Component data from apps and pages
+ + + +
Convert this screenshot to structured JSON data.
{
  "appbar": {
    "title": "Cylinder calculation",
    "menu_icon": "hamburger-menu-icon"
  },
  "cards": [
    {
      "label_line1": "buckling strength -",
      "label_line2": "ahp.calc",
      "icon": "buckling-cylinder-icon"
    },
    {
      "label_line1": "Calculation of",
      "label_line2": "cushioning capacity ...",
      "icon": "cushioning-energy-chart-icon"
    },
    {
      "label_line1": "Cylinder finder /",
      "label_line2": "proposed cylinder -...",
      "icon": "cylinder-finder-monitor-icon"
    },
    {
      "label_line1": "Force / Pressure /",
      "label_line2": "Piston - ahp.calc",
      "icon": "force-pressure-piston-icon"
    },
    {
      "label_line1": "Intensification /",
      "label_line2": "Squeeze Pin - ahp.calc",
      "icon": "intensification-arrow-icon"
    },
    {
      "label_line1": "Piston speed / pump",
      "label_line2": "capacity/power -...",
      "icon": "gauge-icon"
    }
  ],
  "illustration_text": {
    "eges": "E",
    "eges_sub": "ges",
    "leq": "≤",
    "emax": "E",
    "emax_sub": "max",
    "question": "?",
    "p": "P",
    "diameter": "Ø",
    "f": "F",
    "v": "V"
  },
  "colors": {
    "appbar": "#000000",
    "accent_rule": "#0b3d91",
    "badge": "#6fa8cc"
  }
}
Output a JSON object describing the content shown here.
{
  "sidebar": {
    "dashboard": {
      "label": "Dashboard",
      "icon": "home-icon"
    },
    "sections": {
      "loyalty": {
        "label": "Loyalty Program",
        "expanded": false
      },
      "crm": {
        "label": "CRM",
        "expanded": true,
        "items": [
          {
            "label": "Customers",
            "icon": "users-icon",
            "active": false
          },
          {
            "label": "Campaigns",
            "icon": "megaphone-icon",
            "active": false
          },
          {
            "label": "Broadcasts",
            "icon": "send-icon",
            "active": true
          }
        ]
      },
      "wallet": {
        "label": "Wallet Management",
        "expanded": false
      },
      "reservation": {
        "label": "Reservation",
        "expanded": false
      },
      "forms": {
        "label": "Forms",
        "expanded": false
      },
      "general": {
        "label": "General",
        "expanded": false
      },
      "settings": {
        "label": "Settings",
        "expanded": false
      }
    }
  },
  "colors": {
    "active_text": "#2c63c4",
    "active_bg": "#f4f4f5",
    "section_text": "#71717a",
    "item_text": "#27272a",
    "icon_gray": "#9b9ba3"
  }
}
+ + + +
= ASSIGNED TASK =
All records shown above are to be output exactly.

= SOLUTION TO THIS EXERCISE =
Convert this screenshot to structured JSON data.
{
  "appbar": {
    "title": "Cylinder calculation",
    "menu_icon": "hamburger-menu-icon"
  },
  "cards": [
    {
      "label_line1": "buckling strength -",
      "label_line2": "ahp.calc",
      "icon": "buckling-cylinder-icon"
    },
    {
      "label_line1": "Calculation of",
      "label_line2": "cushioning capacity ...",
      "icon": "cushioning-energy-chart-icon"
    },
    {
      "label_line1": "Cylinder finder /",
      "label_line2": "proposed cylinder -...",
      "icon": "cylinder-finder-monitor-icon"
    },
    {
      "label_line1": "Force / Pressure /",
      "label_line2": "Piston - ahp.calc",
      "icon": "force-pressure-piston-icon"
    },
    {
      "label_line1": "Intensification /",
      "label_line2": "Squeeze Pin - ahp.calc",
      "icon": "intensification-arrow-icon"
    },
    {
      "label_line1": "Piston speed / pump",
      "label_line2": "capacity/power -...",
      "icon": "gauge-icon"
    }
  ],
  "illustration_text": {
    "eges": "E",
    "eges_sub": "ges",
    "leq": "≤",
    "emax": "E",
    "emax_sub": "max",
    "question": "?",
    "p": "P",
    "diameter": "Ø",
    "f": "F",
    "v": "V"
  },
  "colors": {
    "appbar": "#000000",
    "accent_rule": "#0b3d91",
    "badge": "#6fa8cc"
  }
}
Output a JSON object describing the content shown here.
{
  "sidebar": {
    "dashboard": {
      "label": "Dashboard",
      "icon": "home-icon"
    },
    "sections": {
      "loyalty": {
        "label": "Loyalty Program",
        "expanded": false
      },
      "crm": {
        "label": "CRM",
        "expanded": true,
        "items": [
          {
            "label": "Customers",
            "icon": "users-icon",
            "active": false
          },
          {
            "label": "Campaigns",
            "icon": "megaphone-icon",
            "active": false
          },
          {
            "label": "Broadcasts",
            "icon": "send-icon",
            "active": true
          }
        ]
      },
      "wallet": {
        "label": "Wallet Management",
        "expanded": false
      },
      "reservation": {
        "label": "Reservation",
        "expanded": false
      },
      "forms": {
        "label": "Forms",
        "expanded": false
      },
      "general": {
        "label": "General",
        "expanded": false
      },
      "settings": {
        "label": "Settings",
        "expanded": false
      }
    }
  },
  "colors": {
    "active_text": "#2c63c4",
    "active_bg": "#f4f4f5",
    "section_text": "#71717a",
    "item_text": "#27272a",
    "icon_gray": "#9b9ba3"
  }
}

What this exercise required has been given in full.